The UN Guiding Principles (GPs) on Business and Human Rights have emerged as the global framework for preventing and addressing human rights risks resulting from business activities. Endorsed by the UN Human Rights Council in June 2011, the Guiding Principles establish clarity in three main areas:
The state duty to protect human rights, through appropriate policies, regulation and adjudication.
The corporate responsibility to respect human rights, by acting with due diligence to avoid infringing on human rights and addressing adverse impacts.
The need for access to effective remedy, both judicial and non-judicial, for public and private sector related abuse.
For many global ICT companies, a major corporate responsibility priority at present focusses on how to apply the second of these (“the corporate responsibility to respect”) through a proactive approach to human rights due diligence.
However, ICT companies are faced with challenges when determining how to undertake human rights due diligence in ways that effectively and accurately identify risks to rights holders. Principle 18 of the GPs is important in this context, providing high-level direction for how companies should engage with human rights stakeholders.
It is notable that Principle 18 starts from the assumption that businesses should understand stakeholder perspectives by “consulting them directly”, and that alternatives such as “independent expert sources” and “others from civil society” are referenced for situations where direct consultation with stakeholders is not possible.
Engaging with rights holders directly is a highly feasible activity for many companies in many scenarios—a manufacturing company engaging with employees on labor rights in the workplace for example, or a mining company engaging with local communities on sensitive issues such as land rights. While by no means simple, these scenarios benefit from tried and tested stakeholder engagement methodologies.
In the ICT industry however, some of the most important human rights impacts arise not from company operations or supply chains (though impacts do occur there, of course) but from the use of company products, services, technologies and applications by billions of individual users. This creates a somewhat unique human rights challenge for the industry: how can a single company consult directly with rights holders when they have hundreds of millions (or even billions) of them?
As part of Microsoft’s commitment to the Guiding Principles and in keeping with the mission of our Technology and Human Rights Center, we have embarked on a series of insightful discussions on the topic of “From Guiding Principles and Beyond”. During these, we focus on the important topic of stakeholders engagement in human rights due diligence by ICT companies.
I was honored to facilitate a terrific discussion on January 28th in Microsoft’s Executive Briefing Center in Brussels with representatives attending from the European Commission, the Council of Europe, Civil society groups like CDT (Center for Democracy for Technology), CSR Europe and Institute for Human rights, and industry representatives from Apple, Yahoo, NSN, Telenor and Telefonica.
Two similar discussions were held the following day in Microsoft’s Berlin Policy Center with a broad range of key stakeholder attending from over 50 organizations.
Another discussion will take place during the RightsCon Summit next week in San Francisco.

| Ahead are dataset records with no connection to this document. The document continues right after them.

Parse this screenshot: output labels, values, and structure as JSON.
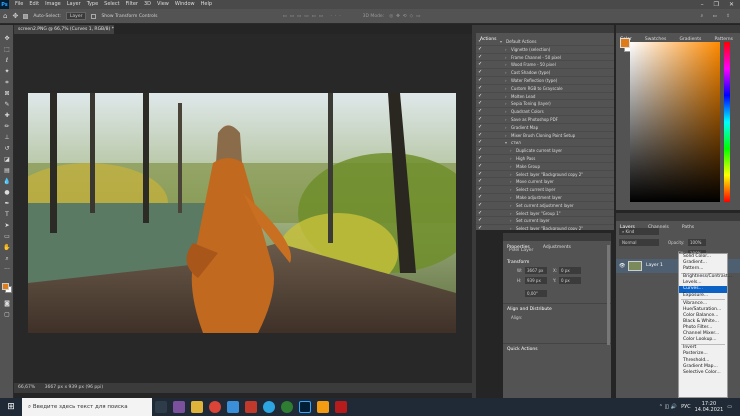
{
  "app": {
    "logo": "Ps",
    "menu": [
      "File",
      "Edit",
      "Image",
      "Layer",
      "Type",
      "Select",
      "Filter",
      "3D",
      "View",
      "Window",
      "Help"
    ],
    "window_buttons": [
      "–",
      "❐",
      "✕"
    ]
  },
  "options_bar": {
    "tool_icon": "move-icon",
    "auto_select_label": "Auto-Select:",
    "auto_select_value": "Layer",
    "transform_label": "Show Transform Controls",
    "mode_3d_label": "3D Mode:"
  },
  "document": {
    "tab_title": "screen2.PNG @ 66,7% (Curves 1, RGB/8) *",
    "status_zoom": "66,67%",
    "status_info": "3667 px x 939 px (96 ppi)"
  },
  "actions_panel": {
    "tab": "Actions",
    "items": [
      {
        "label": "Default Actions",
        "level": 0,
        "expanded": true,
        "folder": true
      },
      {
        "label": "Vignette (selection)",
        "level": 1
      },
      {
        "label": "Frame Channel - 50 pixel",
        "level": 1
      },
      {
        "label": "Wood Frame - 50 pixel",
        "level": 1
      },
      {
        "label": "Cast Shadow (type)",
        "level": 1
      },
      {
        "label": "Water Reflection (type)",
        "level": 1
      },
      {
        "label": "Custom RGB to Grayscale",
        "level": 1
      },
      {
        "label": "Molten Lead",
        "level": 1
      },
      {
        "label": "Sepia Toning (layer)",
        "level": 1
      },
      {
        "label": "Quadrant Colors",
        "level": 1
      },
      {
        "label": "Save as Photoshop PDF",
        "level": 1
      },
      {
        "label": "Gradient Map",
        "level": 1
      },
      {
        "label": "Mixer Brush Cloning Paint Setup",
        "level": 1
      },
      {
        "label": "стил",
        "level": 1,
        "expanded": true
      },
      {
        "label": "Duplicate current layer",
        "level": 2
      },
      {
        "label": "High Pass",
        "level": 2
      },
      {
        "label": "Make Group",
        "level": 2
      },
      {
        "label": "Select layer \"Background copy 2\"",
        "level": 2
      },
      {
        "label": "Move current layer",
        "level": 2
      },
      {
        "label": "Select current layer",
        "level": 2
      },
      {
        "label": "Make adjustment layer",
        "level": 2
      },
      {
        "label": "Set current adjustment layer",
        "level": 2
      },
      {
        "label": "Select layer \"Group 1\"",
        "level": 2
      },
      {
        "label": "Set current layer",
        "level": 2
      },
      {
        "label": "Select layer \"Background copy 2\"",
        "level": 2
      },
      {
        "label": "Duplicate current layer",
        "level": 2
      }
    ]
  },
  "properties_panel": {
    "tabs": [
      "Properties",
      "Adjustments"
    ],
    "layer_type": "Pixel Layer",
    "transform_title": "Transform",
    "w_label": "W:",
    "w_value": "3667 px",
    "h_label": "H:",
    "h_value": "939 px",
    "x_label": "X:",
    "x_value": "0 px",
    "y_label": "Y:",
    "y_value": "0 px",
    "angle_value": "0,00°",
    "align_title": "Align and Distribute",
    "align_label": "Align:",
    "quick_title": "Quick Actions"
  },
  "color_panel": {
    "tabs": [
      "Color",
      "Swatches",
      "Gradients",
      "Patterns"
    ],
    "fg": "#e07b1a",
    "bg": "#ffffff"
  },
  "layers_panel": {
    "tabs": [
      "Layers",
      "Channels",
      "Paths"
    ],
    "filter_label": "Kind",
    "blend_mode": "Normal",
    "opacity_label": "Opacity:",
    "opacity_value": "100%",
    "fill_label": "Fill:",
    "fill_value": "100%",
    "layer_name": "Layer 1"
  },
  "context_menu": {
    "items": [
      {
        "label": "Solid Color..."
      },
      {
        "label": "Gradient..."
      },
      {
        "label": "Pattern..."
      },
      {
        "sep": true
      },
      {
        "label": "Brightness/Contrast..."
      },
      {
        "label": "Levels..."
      },
      {
        "label": "Curves...",
        "highlight": true
      },
      {
        "label": "Exposure..."
      },
      {
        "sep": true
      },
      {
        "label": "Vibrance..."
      },
      {
        "label": "Hue/Saturation..."
      },
      {
        "label": "Color Balance..."
      },
      {
        "label": "Black & White..."
      },
      {
        "label": "Photo Filter..."
      },
      {
        "label": "Channel Mixer..."
      },
      {
        "label": "Color Lookup..."
      },
      {
        "sep": true
      },
      {
        "label": "Invert"
      },
      {
        "label": "Posterize..."
      },
      {
        "label": "Threshold..."
      },
      {
        "label": "Gradient Map..."
      },
      {
        "label": "Selective Color..."
      }
    ]
  },
  "taskbar": {
    "search_placeholder": "Введите здесь текст для поиска",
    "time": "17:20",
    "date": "14.04.2021",
    "lang": "РУС",
    "colors": {
      "bg": "#1f2a36",
      "accent": "#31a8ff"
    }
  }
}
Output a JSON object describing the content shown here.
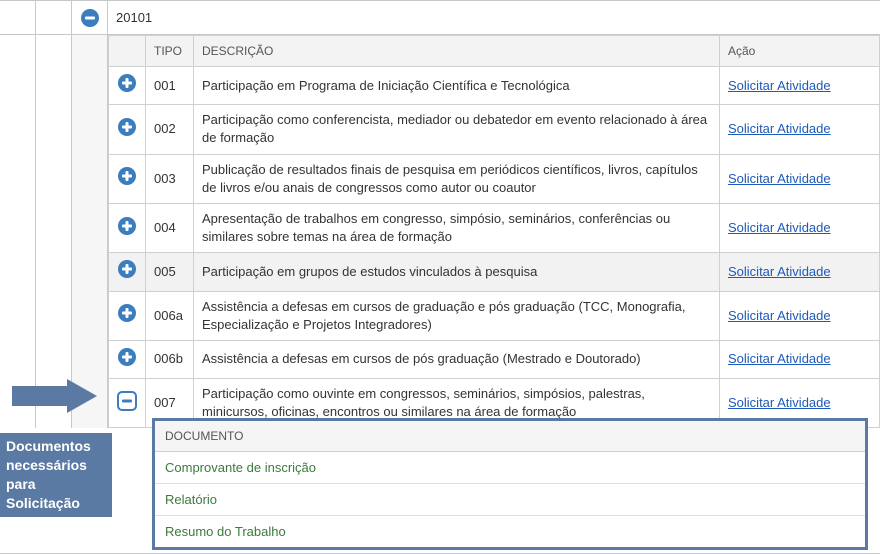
{
  "period": "20101",
  "table": {
    "headers": {
      "tipo": "TIPO",
      "descricao": "DESCRIÇÃO",
      "acao": "Ação"
    },
    "action_label": "Solicitar Atividade",
    "rows": [
      {
        "tipo": "001",
        "descricao": "Participação em Programa de Iniciação Científica e Tecnológica",
        "expanded": false,
        "highlight": false
      },
      {
        "tipo": "002",
        "descricao": "Participação como conferencista, mediador ou debatedor em evento relacionado à área de formação",
        "expanded": false,
        "highlight": false
      },
      {
        "tipo": "003",
        "descricao": "Publicação de resultados finais de pesquisa em periódicos científicos, livros, capítulos de livros e/ou anais de congressos como autor ou coautor",
        "expanded": false,
        "highlight": false
      },
      {
        "tipo": "004",
        "descricao": "Apresentação de trabalhos em congresso, simpósio, seminários, conferências ou similares sobre temas na área de formação",
        "expanded": false,
        "highlight": false
      },
      {
        "tipo": "005",
        "descricao": "Participação em grupos de estudos vinculados à pesquisa",
        "expanded": false,
        "highlight": true
      },
      {
        "tipo": "006a",
        "descricao": "Assistência a defesas em cursos de graduação e pós graduação (TCC, Monografia, Especialização e Projetos Integradores)",
        "expanded": false,
        "highlight": false
      },
      {
        "tipo": "006b",
        "descricao": "Assistência a defesas em cursos de pós graduação (Mestrado e Doutorado)",
        "expanded": false,
        "highlight": false
      },
      {
        "tipo": "007",
        "descricao": "Participação como ouvinte em congressos, seminários, simpósios, palestras, minicursos, oficinas, encontros ou similares na área de formação",
        "expanded": true,
        "highlight": false
      }
    ]
  },
  "arrow_caption": "Documentos necessários para Solicitação",
  "documents": {
    "header": "DOCUMENTO",
    "items": [
      "Comprovante de inscrição",
      "Relatório",
      "Resumo do Trabalho"
    ]
  }
}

The value of these discussions is three-fold.
First, they provide insights into practical challenges and real-life solutions for stakeholder engagement on some of the most important human rights issues for the ICT industry.
Second, the conversations generate new perspectives to inform the future direction and implementation of the GPs that further enhance their applicability by business and impact on the realization of human rights.
Third, the themes and comments emerging help guide effective stakeholder engagement in the ICT industry.
The insights provided will be used in preparing a White Paper (to be finalized and issued later this spring) that hopefully ICT sector companies will find useful as they work to meet their responsibility to consult directly with rights holders when they have hundreds of millions (or even billions) of them.